Prof. Sarah Adams
As graphs are generated with greater numbers of vertices and edges, it becomes increasingly important to develop effective ways to visualize them. Current methods can automatically layout reasonably complex graphs, but graphs with small world properties and high edge densities are still extremely challenging.
This paper proposes two approaches to creating graph abstractions; graphs which exhibit the same topological features and express the details of the original graph in an effective visual way. We call the first method k-Clique Minimization. In this method, we use a graph heuristic to quickly find completely connected subgraphs. Each of these subgraphs is replaced in the abstracted graph with a single node, whose size is related to the size of the complete subgraph that has been replaced. To further simplify the graph, we "erode" once, removing pendant vertices, and showing them graphically as a dark halo around remaining vertices.
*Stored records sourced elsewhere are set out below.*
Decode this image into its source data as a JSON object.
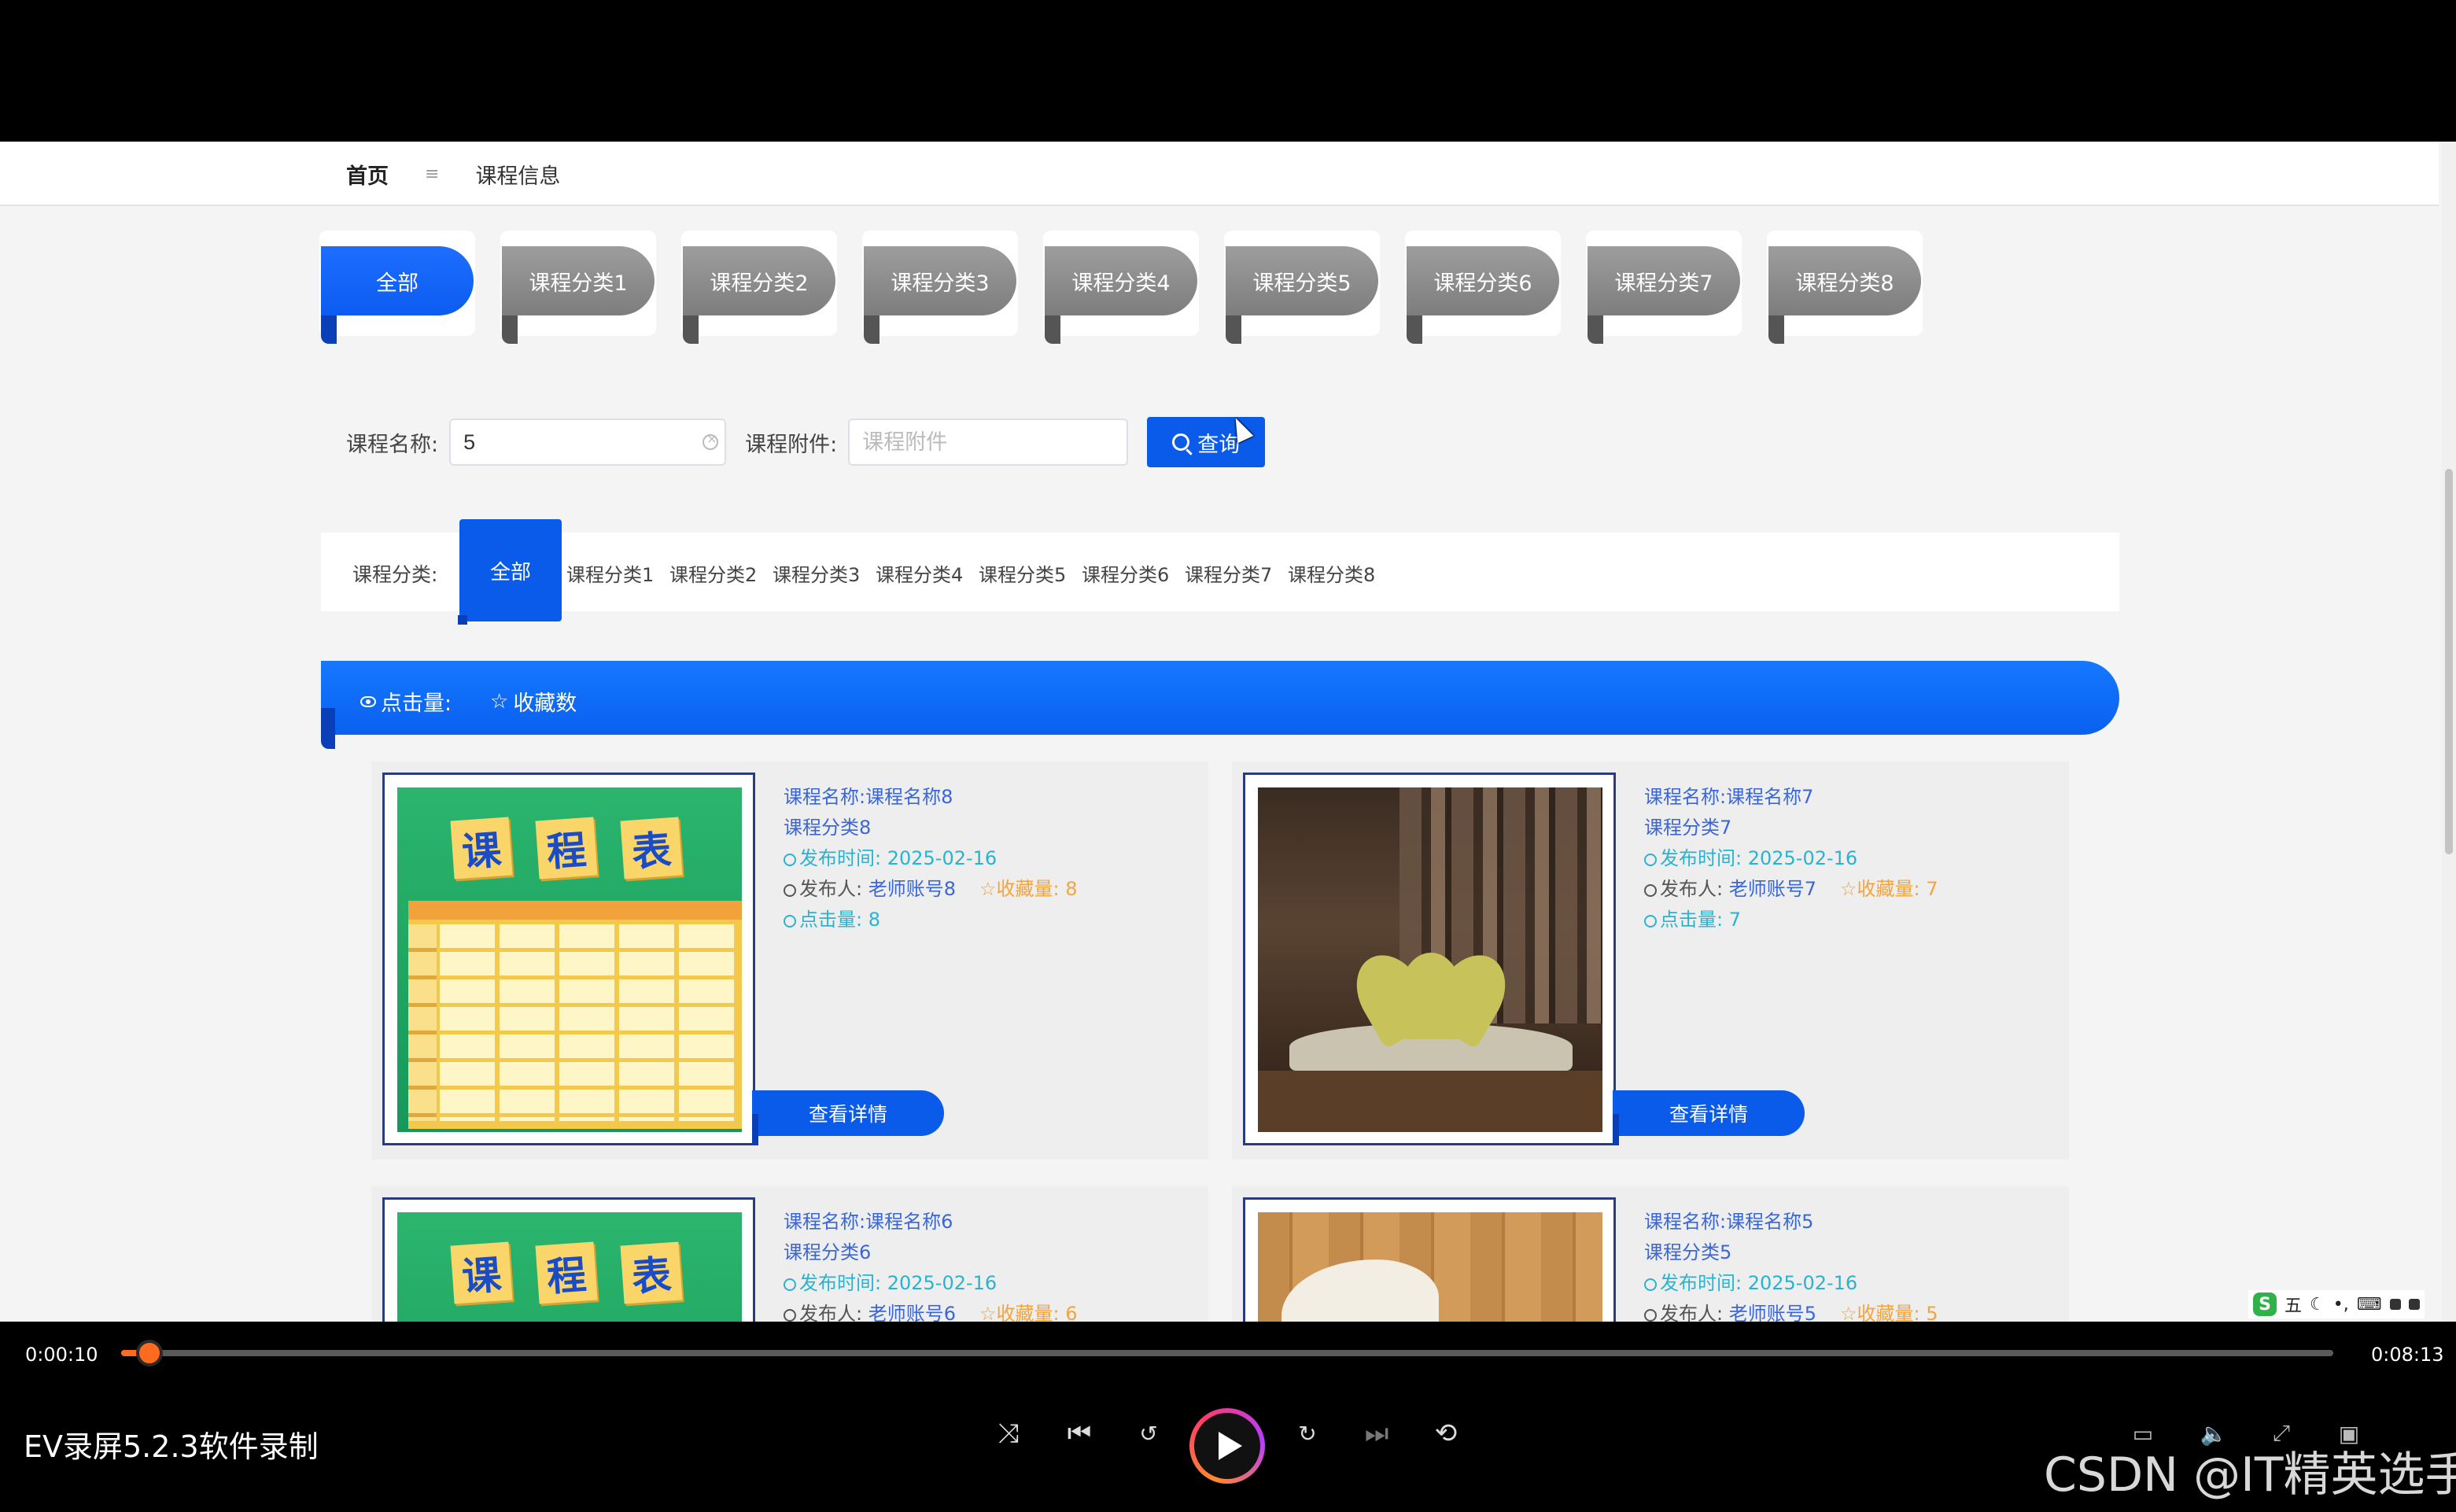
{
  "breadcrumb": {
    "home": "首页",
    "separator": "≡",
    "current": "课程信息"
  },
  "category_tabs": [
    {
      "label": "全部",
      "active": true
    },
    {
      "label": "课程分类1",
      "active": false
    },
    {
      "label": "课程分类2",
      "active": false
    },
    {
      "label": "课程分类3",
      "active": false
    },
    {
      "label": "课程分类4",
      "active": false
    },
    {
      "label": "课程分类5",
      "active": false
    },
    {
      "label": "课程分类6",
      "active": false
    },
    {
      "label": "课程分类7",
      "active": false
    },
    {
      "label": "课程分类8",
      "active": false
    }
  ],
  "search": {
    "name_label": "课程名称:",
    "name_value": "5",
    "attachment_label": "课程附件:",
    "attachment_placeholder": "课程附件",
    "button_label": "查询"
  },
  "filter": {
    "label": "课程分类:",
    "all": "全部",
    "items": [
      "课程分类1",
      "课程分类2",
      "课程分类3",
      "课程分类4",
      "课程分类5",
      "课程分类6",
      "课程分类7",
      "课程分类8"
    ]
  },
  "sort": {
    "views": "点击量:",
    "favorites": "收藏数"
  },
  "cards": [
    {
      "name": "课程名称:课程名称8",
      "category": "课程分类8",
      "publish": "发布时间: 2025-02-16",
      "poster_label": "发布人:",
      "poster": "老师账号8",
      "favorites": "收藏量: 8",
      "views": "点击量: 8",
      "detail": "查看详情",
      "thumb": "schedule"
    },
    {
      "name": "课程名称:课程名称7",
      "category": "课程分类7",
      "publish": "发布时间: 2025-02-16",
      "poster_label": "发布人:",
      "poster": "老师账号7",
      "favorites": "收藏量: 7",
      "views": "点击量: 7",
      "detail": "查看详情",
      "thumb": "book"
    },
    {
      "name": "课程名称:课程名称6",
      "category": "课程分类6",
      "publish": "发布时间: 2025-02-16",
      "poster_label": "发布人:",
      "poster": "老师账号6",
      "favorites": "收藏量: 6",
      "views": "",
      "detail": "",
      "thumb": "schedule"
    },
    {
      "name": "课程名称:课程名称5",
      "category": "课程分类5",
      "publish": "发布时间: 2025-02-16",
      "poster_label": "发布人:",
      "poster": "老师账号5",
      "favorites": "收藏量: 5",
      "views": "",
      "detail": "",
      "thumb": "wood"
    }
  ],
  "schedule_art": {
    "chars": [
      "课",
      "程",
      "表"
    ]
  },
  "ime": {
    "mode": "五"
  },
  "player": {
    "current_time": "0:00:10",
    "total_time": "0:08:13",
    "progress": 0.0128,
    "title": "EV录屏5.2.3软件录制",
    "accent_color": "#ff6a21"
  },
  "watermark": "CSDN @IT精英选手"
}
Our second method, Centrality Erosion, is an iterative process in which nodes with a centrality of zero are removed from the graph, until the remaining nodes all have a centrality value of greater than zero. Nodes are colored and sized based on how many erosion cycles they sustained before being removed.